Those were good stories. The issue of Walmart’s size and influence is one that deserves consideration and reconsideration. (It even came up on “The Daily Show” last night, as noted in today’s Eye-Opener.) The FedEX connection has huge implications, and you cannot compete with it if you don't know about it. (I think it is a great idea and said so, though I’m not sure this qualifies as a “commercial” for Walmart.) And the other pieces - about the company is looking to open small stores in urban areas, and how it is deploying energy-efficient technologies, among others - strike me as need-to-know.

Anyway, this is my thinking. For some of you, it may be too much information. But in the interest of transparency, when a question like this is raised, I think it is important to explain my thinking about the issue.

I’m always sorry to lose readers. (Luckily, it doesn’t happen very often. MNB’s circulation list actually increases by between 75 and 100 people almost every week.) But I’ve always figured that my role isn't just to tell folks what they want to hear, but what I think they need to hear. Even when sometimes it is painful.

Finally, the email makes reference to “a news station that is swayed a certain political direction. One of the things that Michael and I fervently believe is that it is critically important to be exposed even to the stuff you don’t agree with. If you love MSNBC, for example, you ought to spend some time watching Fox News. That’s how we learn - by being willing to listen when folks challenge our assumptions. Sometimes you get surprised.




I got a couple of other emails about the Walmart stories.

One MNB user wrote:

I work for a major grocery chain (in the IT dept.) and although I’d like nothing better than for Walmart to have trouble competing with my company the fact is virtually every company is looking for ways to lower prices to consumers.  As grocery companies push for reduced ‘Total Cost to Serve’ it will force all partners across the Supply Chain to make changes/innovations to deliver their products at a lower cost in an effort to capture the shrinking wallet of the consumer.

Another MNB user wrote:

It looks like the unions are trying a new tact in their Walmart bashing campaign. That is to enlist the rock solid family farmer as an ally.

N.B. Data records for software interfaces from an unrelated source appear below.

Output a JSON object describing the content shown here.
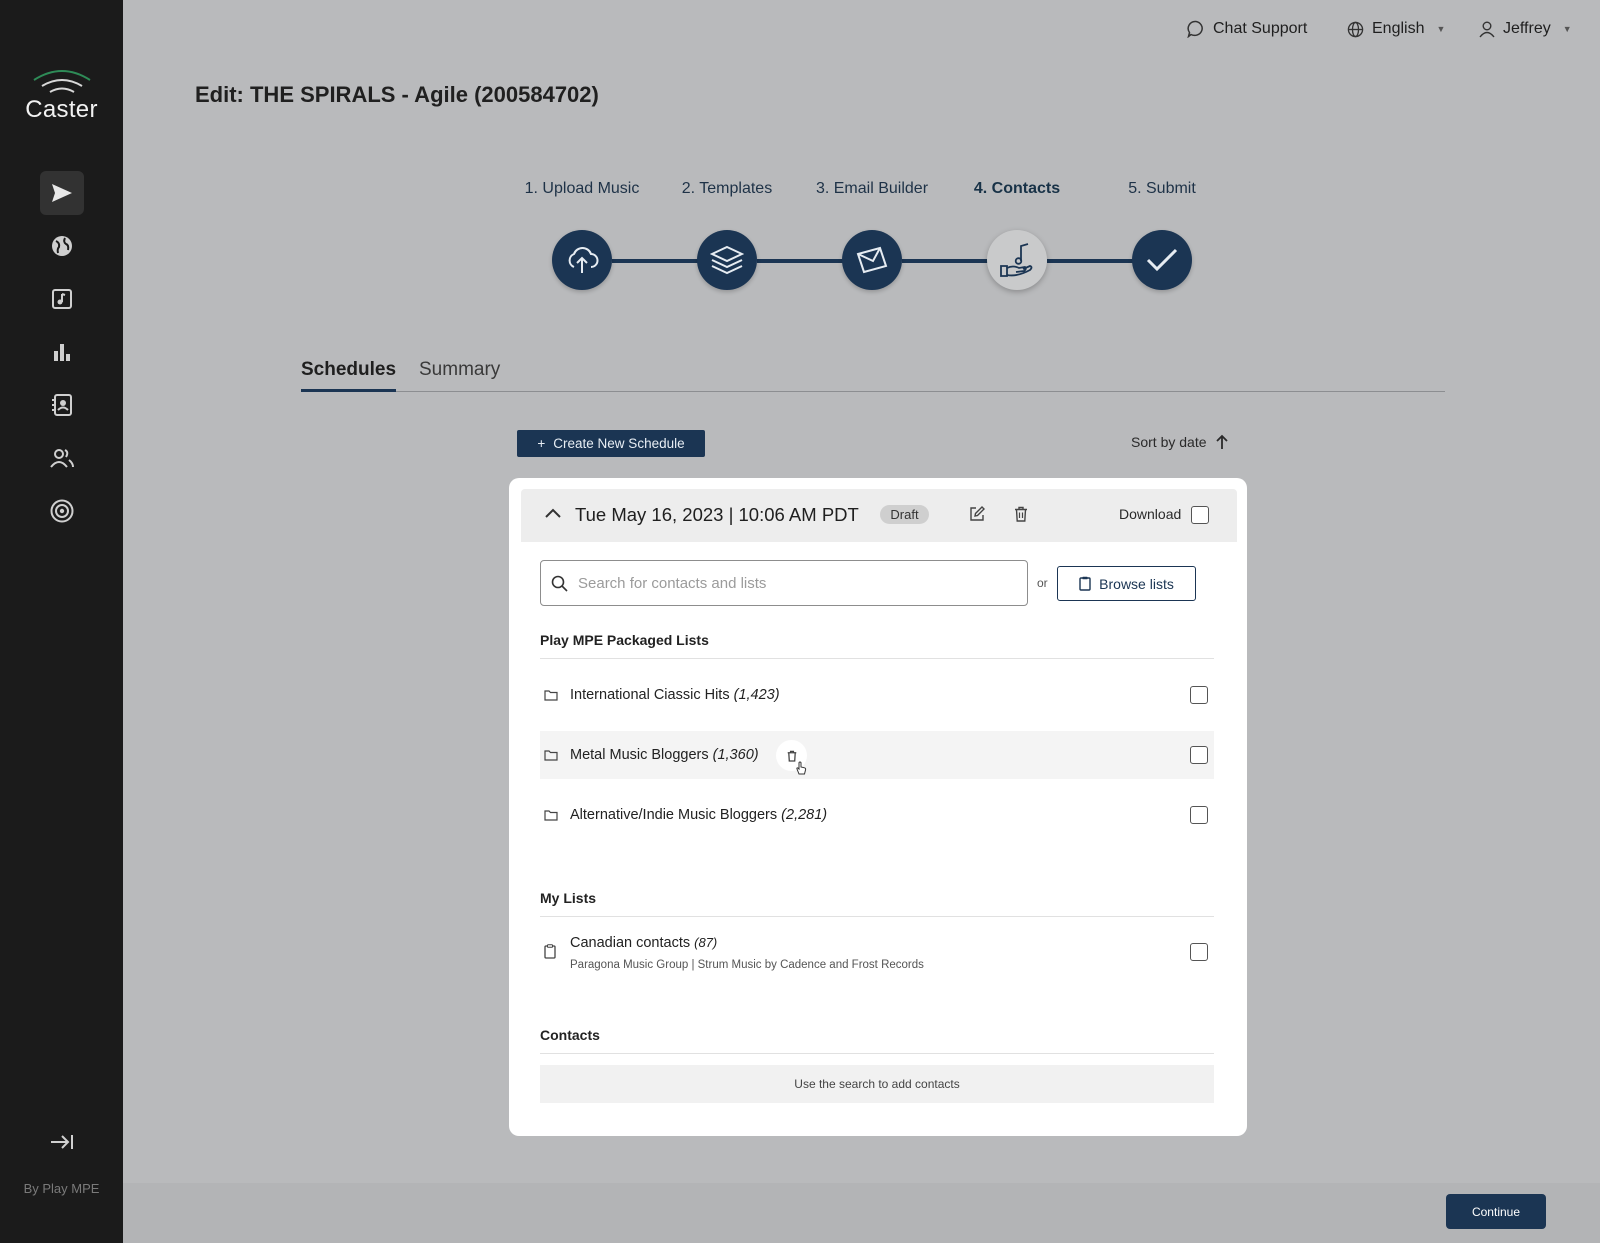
{
  "app": {
    "name": "Caster",
    "footer": "By Play MPE"
  },
  "topbar": {
    "chat": "Chat Support",
    "language": "English",
    "user": "Jeffrey"
  },
  "page_title": "Edit: THE SPIRALS - Agile (200584702)",
  "steps": [
    {
      "label": "1. Upload Music",
      "icon": "cloud-upload-icon"
    },
    {
      "label": "2. Templates",
      "icon": "layers-icon"
    },
    {
      "label": "3. Email Builder",
      "icon": "envelope-icon"
    },
    {
      "label": "4. Contacts",
      "icon": "hand-music-icon",
      "current": true
    },
    {
      "label": "5. Submit",
      "icon": "checkmark-icon"
    }
  ],
  "tabs": {
    "schedules": "Schedules",
    "summary": "Summary"
  },
  "actions": {
    "create": "Create New Schedule",
    "sort": "Sort by date"
  },
  "schedule": {
    "date": "Tue May 16, 2023 | 10:06 AM PDT",
    "status": "Draft",
    "download_label": "Download",
    "search_placeholder": "Search for contacts and lists",
    "or": "or",
    "browse": "Browse lists"
  },
  "packaged": {
    "title": "Play MPE Packaged Lists",
    "items": [
      {
        "name": "International Ciassic Hits",
        "count": "(1,423)"
      },
      {
        "name": "Metal Music Bloggers",
        "count": "(1,360)"
      },
      {
        "name": "Alternative/Indie Music Bloggers",
        "count": "(2,281)"
      }
    ]
  },
  "my_lists": {
    "title": "My Lists",
    "items": [
      {
        "name": "Canadian contacts",
        "count": "(87)",
        "sub": "Paragona Music Group | Strum Music by Cadence and Frost Records"
      }
    ]
  },
  "contacts": {
    "title": "Contacts",
    "empty": "Use the search to add contacts"
  },
  "footer": {
    "continue": "Continue"
  },
  "colors": {
    "primary": "#1b3553",
    "sidebar": "#1b1b1b",
    "overlay": "#b9babc"
  }
}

I’m sure that the unions assumed that they would be a lot further along in their “ GM-ization “ of Walmart once a more friendly president was elected. But a combination of smart PR by Walmart, a recession driven desire for low prices, and the success of people like Chris Christie of New Jersey showing that unions may have it TOO good , has blunted their success. While Walmart is big, their share is nowhere near price dictating monopoly levels. There are plenty of companies that will buy the farmer’s goods besides Walmart. The unions will have to try another strategy to get at Walmart. But it won’t be easy. Even their natural allies in Chicago have decided that Walmart work is better than unionized unemployment.
KC's View: